First, what a sweet deal for Stein. She helps bleed off votes from the Democrats during the election and now she’s using the Democrats’ hysteria over a rigged election to bilk them out of millions. Well played, Jill… well played.
Second, where was all of this concern over voting machines and vote fraud before the election when the Democrats and the media were sure that Clinton was going to win? I seem to remember them chastising Republicans for having concerns about vote fraud, but now they are behaving like true believers. Situational ethics are pretty forgiving.
Third, I have no doubt that the result will be the same after the recount is done. And while it is a big PITA, at least some election workers will get some nice overtime right before Christmas.
I have a hard time believing that the lefties will let Justice Ziegler go unchallenged.
MADISON, Wis. (AP) – No one has announced plans to challenge Wisconsin Supreme Court Justice Annette Ziegler’s re-election – potentially setting up an uncontested race for a seat on the state’s highest court for the first time since 2006.
The deadline for candidates to file is Jan. 3. But typically challengers to an incumbent justice spread the word privately for months that they’re thinking of running, announce their campaigns and start fundraising well before circulating nomination papers in December.
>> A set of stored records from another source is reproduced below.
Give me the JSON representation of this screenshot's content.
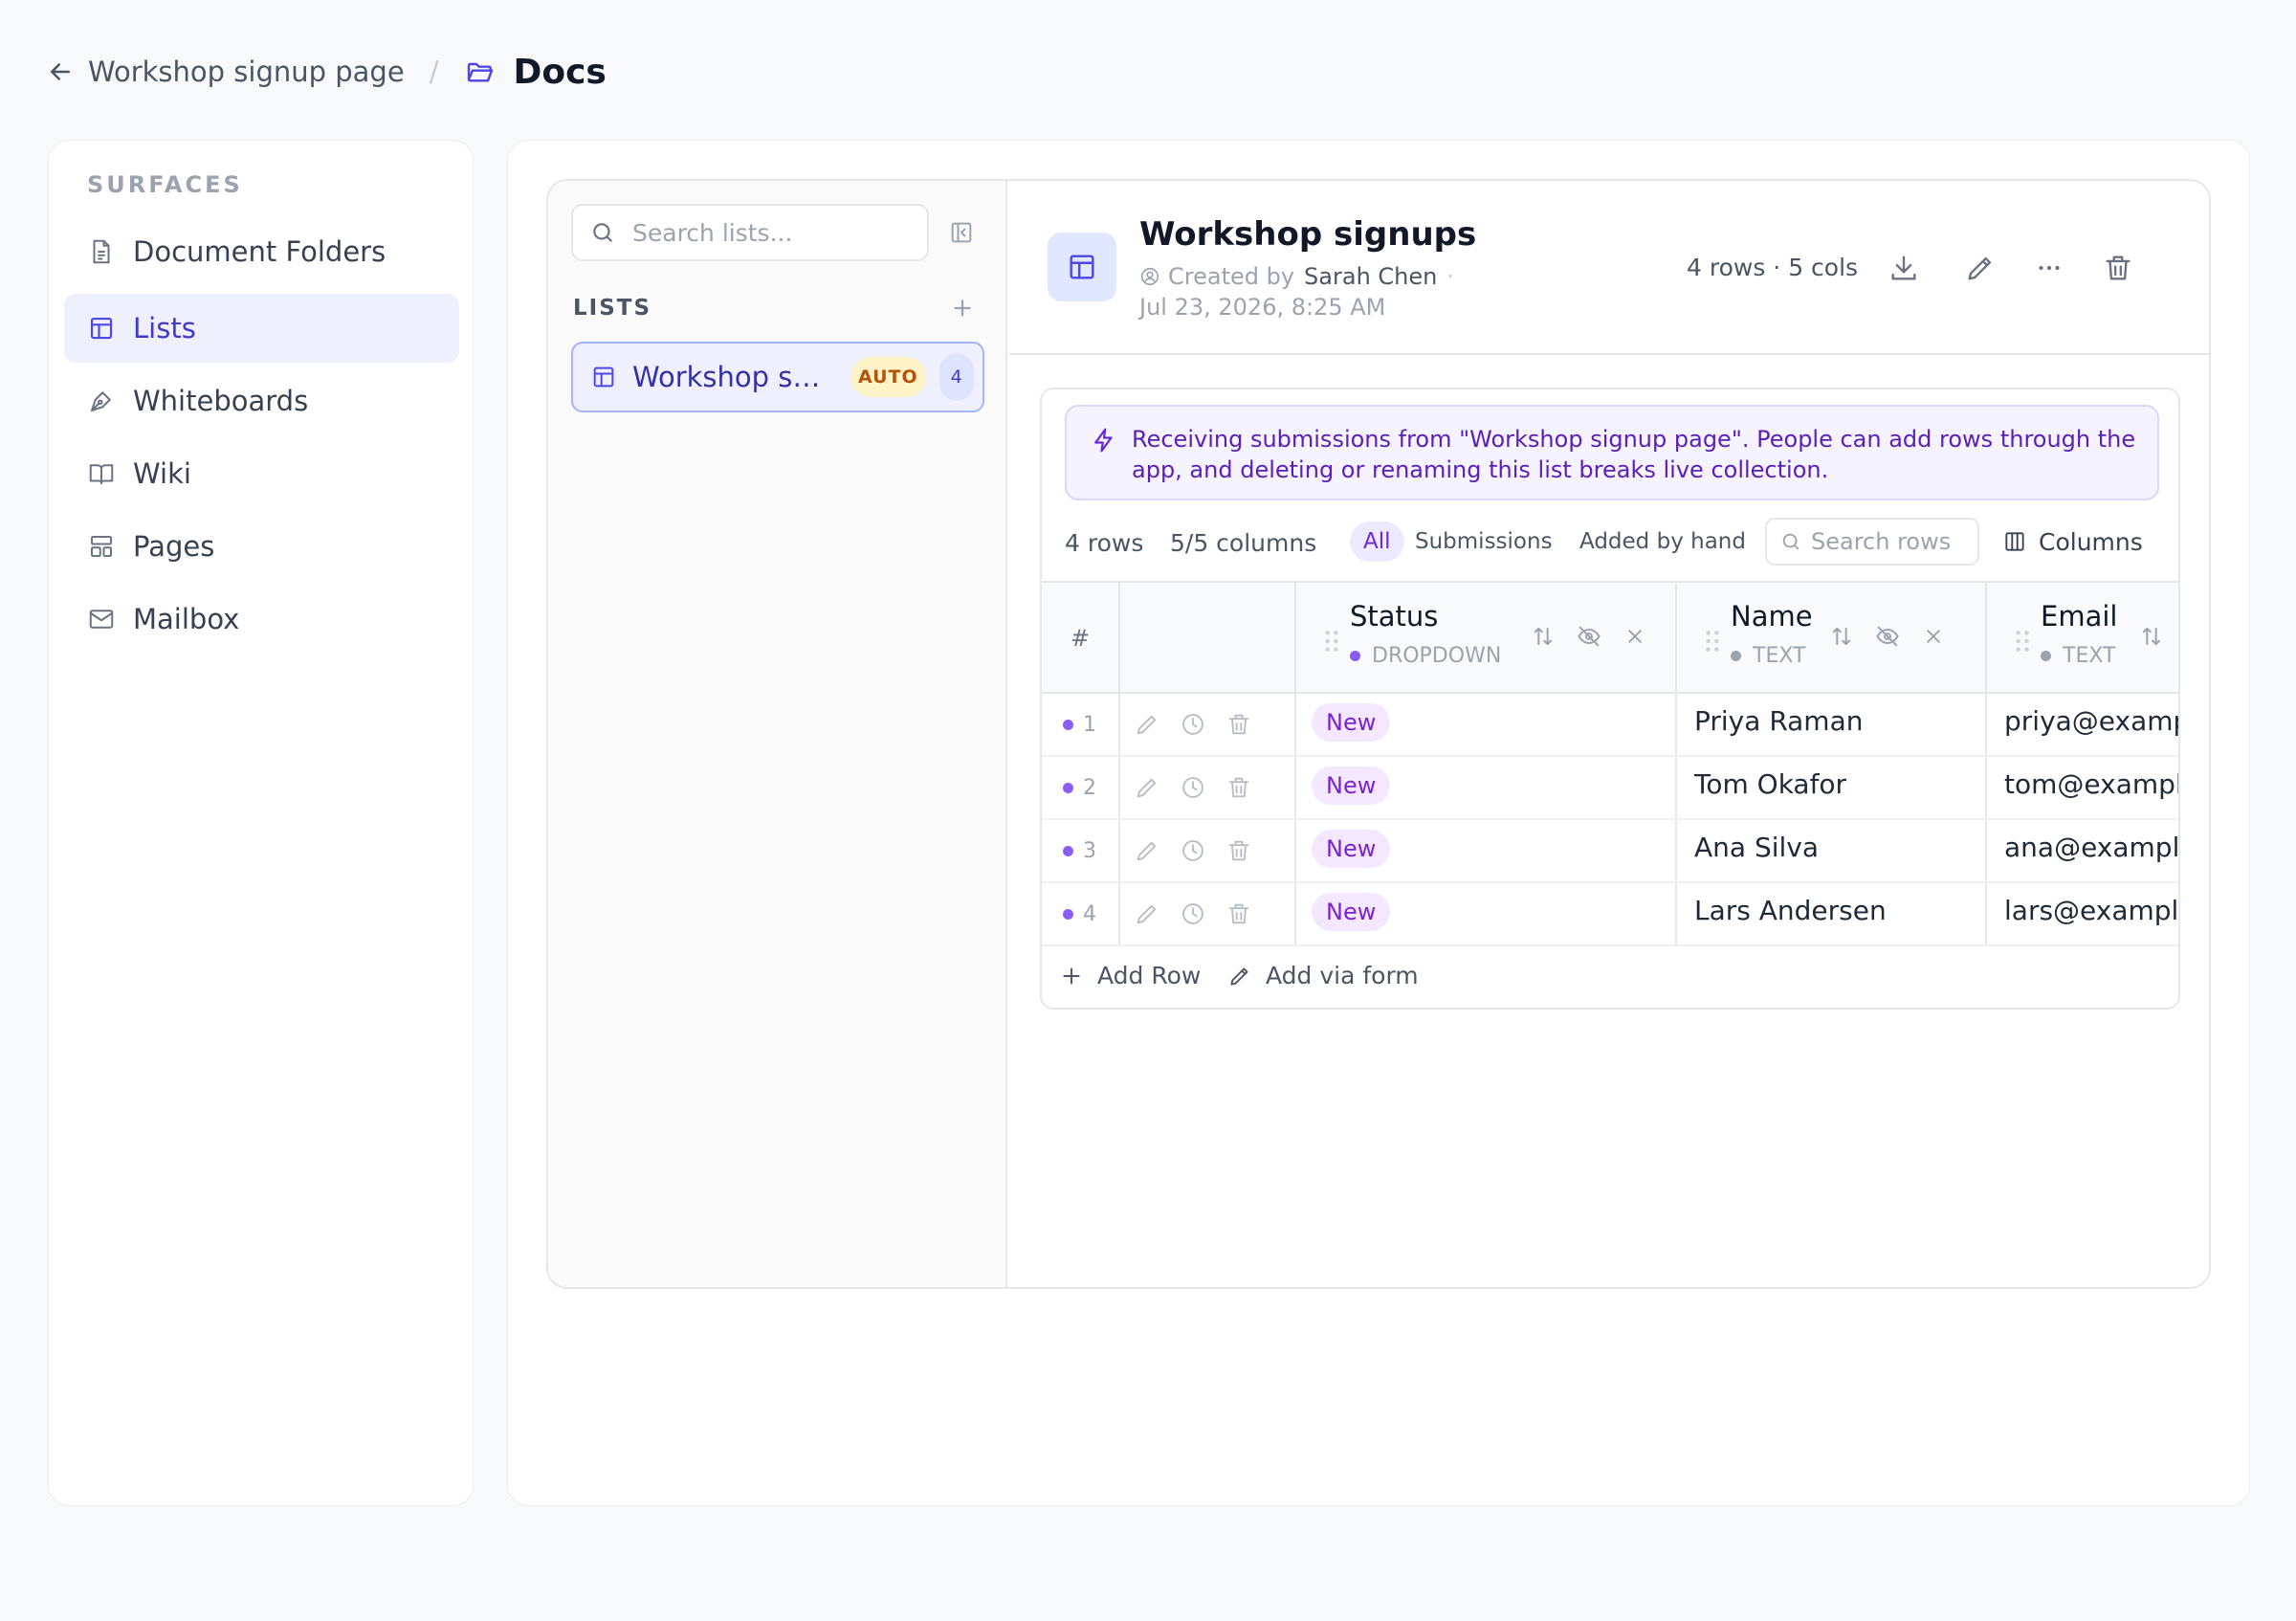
{
  "breadcrumb": {
    "parent": "Workshop signup page",
    "separator": "/",
    "current": "Docs"
  },
  "sidebar": {
    "heading": "SURFACES",
    "items": [
      {
        "label": "Document Folders",
        "icon": "document-icon",
        "active": false
      },
      {
        "label": "Lists",
        "icon": "table-icon",
        "active": true
      },
      {
        "label": "Whiteboards",
        "icon": "pen-nib-icon",
        "active": false
      },
      {
        "label": "Wiki",
        "icon": "book-icon",
        "active": false
      },
      {
        "label": "Pages",
        "icon": "layout-icon",
        "active": false
      },
      {
        "label": "Mailbox",
        "icon": "mail-icon",
        "active": false
      }
    ]
  },
  "lists_panel": {
    "search_placeholder": "Search lists...",
    "heading": "LISTS",
    "items": [
      {
        "name": "Workshop signups",
        "badge": "AUTO",
        "count": "4"
      }
    ]
  },
  "detail": {
    "title": "Workshop signups",
    "created_by_label": "Created by",
    "author": "Sarah Chen",
    "meta_separator": "·",
    "created_at": "Jul 23, 2026, 8:25 AM",
    "summary": "4 rows · 5 cols",
    "actions": [
      "download-icon",
      "edit-icon",
      "more-icon",
      "trash-icon"
    ]
  },
  "banner": {
    "text": "Receiving submissions from \"Workshop signup page\". People can add rows through the app, and deleting or renaming this list breaks live collection."
  },
  "toolbar": {
    "rows": "4 rows",
    "separator": "·",
    "columns": "5/5 columns",
    "filters": [
      "All",
      "Submissions",
      "Added by hand"
    ],
    "active_filter": "All",
    "search_placeholder": "Search rows",
    "columns_button": "Columns"
  },
  "table": {
    "index_header": "#",
    "columns": [
      {
        "name": "Status",
        "type": "DROPDOWN",
        "type_color": "#8b5cf6"
      },
      {
        "name": "Name",
        "type": "TEXT",
        "type_color": "#9ca3af"
      },
      {
        "name": "Email",
        "type": "TEXT",
        "type_color": "#9ca3af"
      }
    ],
    "rows": [
      {
        "index": "1",
        "status": "New",
        "name": "Priya Raman",
        "email": "priya@example.com"
      },
      {
        "index": "2",
        "status": "New",
        "name": "Tom Okafor",
        "email": "tom@example.com"
      },
      {
        "index": "3",
        "status": "New",
        "name": "Ana Silva",
        "email": "ana@example.com"
      },
      {
        "index": "4",
        "status": "New",
        "name": "Lars Andersen",
        "email": "lars@example.com"
      }
    ],
    "add_row_label": "Add Row",
    "add_form_label": "Add via form"
  }
}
For example, two candidates announced in June 2015 that they were going to run for a seat that was on the ballot the following April.
That hasn’t happened this year.